Items from an interface collection =
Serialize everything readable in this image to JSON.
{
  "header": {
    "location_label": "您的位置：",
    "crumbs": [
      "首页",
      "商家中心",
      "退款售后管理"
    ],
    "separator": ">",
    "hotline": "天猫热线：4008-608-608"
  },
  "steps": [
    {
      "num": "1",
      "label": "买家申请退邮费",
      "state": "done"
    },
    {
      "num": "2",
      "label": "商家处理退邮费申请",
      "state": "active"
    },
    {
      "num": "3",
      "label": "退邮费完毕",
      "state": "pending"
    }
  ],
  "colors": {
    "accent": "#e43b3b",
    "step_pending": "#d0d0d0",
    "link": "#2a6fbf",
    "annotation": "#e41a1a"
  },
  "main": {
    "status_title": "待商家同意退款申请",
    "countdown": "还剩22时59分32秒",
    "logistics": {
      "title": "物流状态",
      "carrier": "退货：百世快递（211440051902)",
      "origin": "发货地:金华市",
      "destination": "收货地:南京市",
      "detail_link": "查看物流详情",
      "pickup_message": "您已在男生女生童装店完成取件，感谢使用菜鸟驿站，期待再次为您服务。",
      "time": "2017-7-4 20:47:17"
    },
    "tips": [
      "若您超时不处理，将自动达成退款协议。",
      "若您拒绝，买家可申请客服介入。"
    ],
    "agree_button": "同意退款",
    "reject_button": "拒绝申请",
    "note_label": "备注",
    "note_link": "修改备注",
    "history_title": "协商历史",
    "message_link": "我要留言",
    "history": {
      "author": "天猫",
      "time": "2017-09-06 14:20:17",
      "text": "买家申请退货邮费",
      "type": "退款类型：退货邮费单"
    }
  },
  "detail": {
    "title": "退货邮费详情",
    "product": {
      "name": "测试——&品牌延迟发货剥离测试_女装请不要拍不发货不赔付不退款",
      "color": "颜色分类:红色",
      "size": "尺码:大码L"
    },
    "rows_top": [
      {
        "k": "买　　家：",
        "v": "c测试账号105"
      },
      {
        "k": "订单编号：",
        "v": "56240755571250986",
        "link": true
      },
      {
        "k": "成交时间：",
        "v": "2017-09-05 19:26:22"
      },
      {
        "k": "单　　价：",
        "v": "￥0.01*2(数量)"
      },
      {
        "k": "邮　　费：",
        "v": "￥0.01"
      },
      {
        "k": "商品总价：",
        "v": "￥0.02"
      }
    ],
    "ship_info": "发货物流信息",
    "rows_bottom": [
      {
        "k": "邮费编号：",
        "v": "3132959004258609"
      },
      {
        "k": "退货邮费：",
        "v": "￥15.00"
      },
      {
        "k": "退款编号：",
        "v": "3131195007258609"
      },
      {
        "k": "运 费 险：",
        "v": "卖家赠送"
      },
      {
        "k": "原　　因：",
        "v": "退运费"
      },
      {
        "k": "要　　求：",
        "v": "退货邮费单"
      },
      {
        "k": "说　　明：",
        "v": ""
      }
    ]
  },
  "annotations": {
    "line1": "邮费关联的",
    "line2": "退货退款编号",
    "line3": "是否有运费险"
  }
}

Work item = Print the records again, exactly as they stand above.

Exercise solution =
Serialize everything readable in this image to JSON.
{
  "header": {
    "location_label": "您的位置：",
    "crumbs": [
      "首页",
      "商家中心",
      "退款售后管理"
    ],
    "separator": ">",
    "hotline": "天猫热线：4008-608-608"
  },
  "steps": [
    {
      "num": "1",
      "label": "买家申请退邮费",
      "state": "done"
    },
    {
      "num": "2",
      "label": "商家处理退邮费申请",
      "state": "active"
    },
    {
      "num": "3",
      "label": "退邮费完毕",
      "state": "pending"
    }
  ],
  "colors": {
    "accent": "#e43b3b",
    "step_pending": "#d0d0d0",
    "link": "#2a6fbf",
    "annotation": "#e41a1a"
  },
  "main": {
    "status_title": "待商家同意退款申请",
    "countdown": "还剩22时59分32秒",
    "logistics": {
      "title": "物流状态",
      "carrier": "退货：百世快递（211440051902)",
      "origin": "发货地:金华市",
      "destination": "收货地:南京市",
      "detail_link": "查看物流详情",
      "pickup_message": "您已在男生女生童装店完成取件，感谢使用菜鸟驿站，期待再次为您服务。",
      "time": "2017-7-4 20:47:17"
    },
    "tips": [
      "若您超时不处理，将自动达成退款协议。",
      "若您拒绝，买家可申请客服介入。"
    ],
    "agree_button": "同意退款",
    "reject_button": "拒绝申请",
    "note_label": "备注",
    "note_link": "修改备注",
    "history_title": "协商历史",
    "message_link": "我要留言",
    "history": {
      "author": "天猫",
      "time": "2017-09-06 14:20:17",
      "text": "买家申请退货邮费",
      "type": "退款类型：退货邮费单"
    }
  },
  "detail": {
    "title": "退货邮费详情",
    "product": {
      "name": "测试——&品牌延迟发货剥离测试_女装请不要拍不发货不赔付不退款",
      "color": "颜色分类:红色",
      "size": "尺码:大码L"
    },
    "rows_top": [
      {
        "k": "买　　家：",
        "v": "c测试账号105"
      },
      {
        "k": "订单编号：",
        "v": "56240755571250986",
        "link": true
      },
      {
        "k": "成交时间：",
        "v": "2017-09-05 19:26:22"
      },
      {
        "k": "单　　价：",
        "v": "￥0.01*2(数量)"
      },
      {
        "k": "邮　　费：",
        "v": "￥0.01"
      },
      {
        "k": "商品总价：",
        "v": "￥0.02"
      }
    ],
    "ship_info": "发货物流信息",
    "rows_bottom": [
      {
        "k": "邮费编号：",
        "v": "3132959004258609"
      },
      {
        "k": "退货邮费：",
        "v": "￥15.00"
      },
      {
        "k": "退款编号：",
        "v": "3131195007258609"
      },
      {
        "k": "运 费 险：",
        "v": "卖家赠送"
      },
      {
        "k": "原　　因：",
        "v": "退运费"
      },
      {
        "k": "要　　求：",
        "v": "退货邮费单"
      },
      {
        "k": "说　　明：",
        "v": ""
      }
    ]
  },
  "annotations": {
    "line1": "邮费关联的",
    "line2": "退货退款编号",
    "line3": "是否有运费险"
  }
}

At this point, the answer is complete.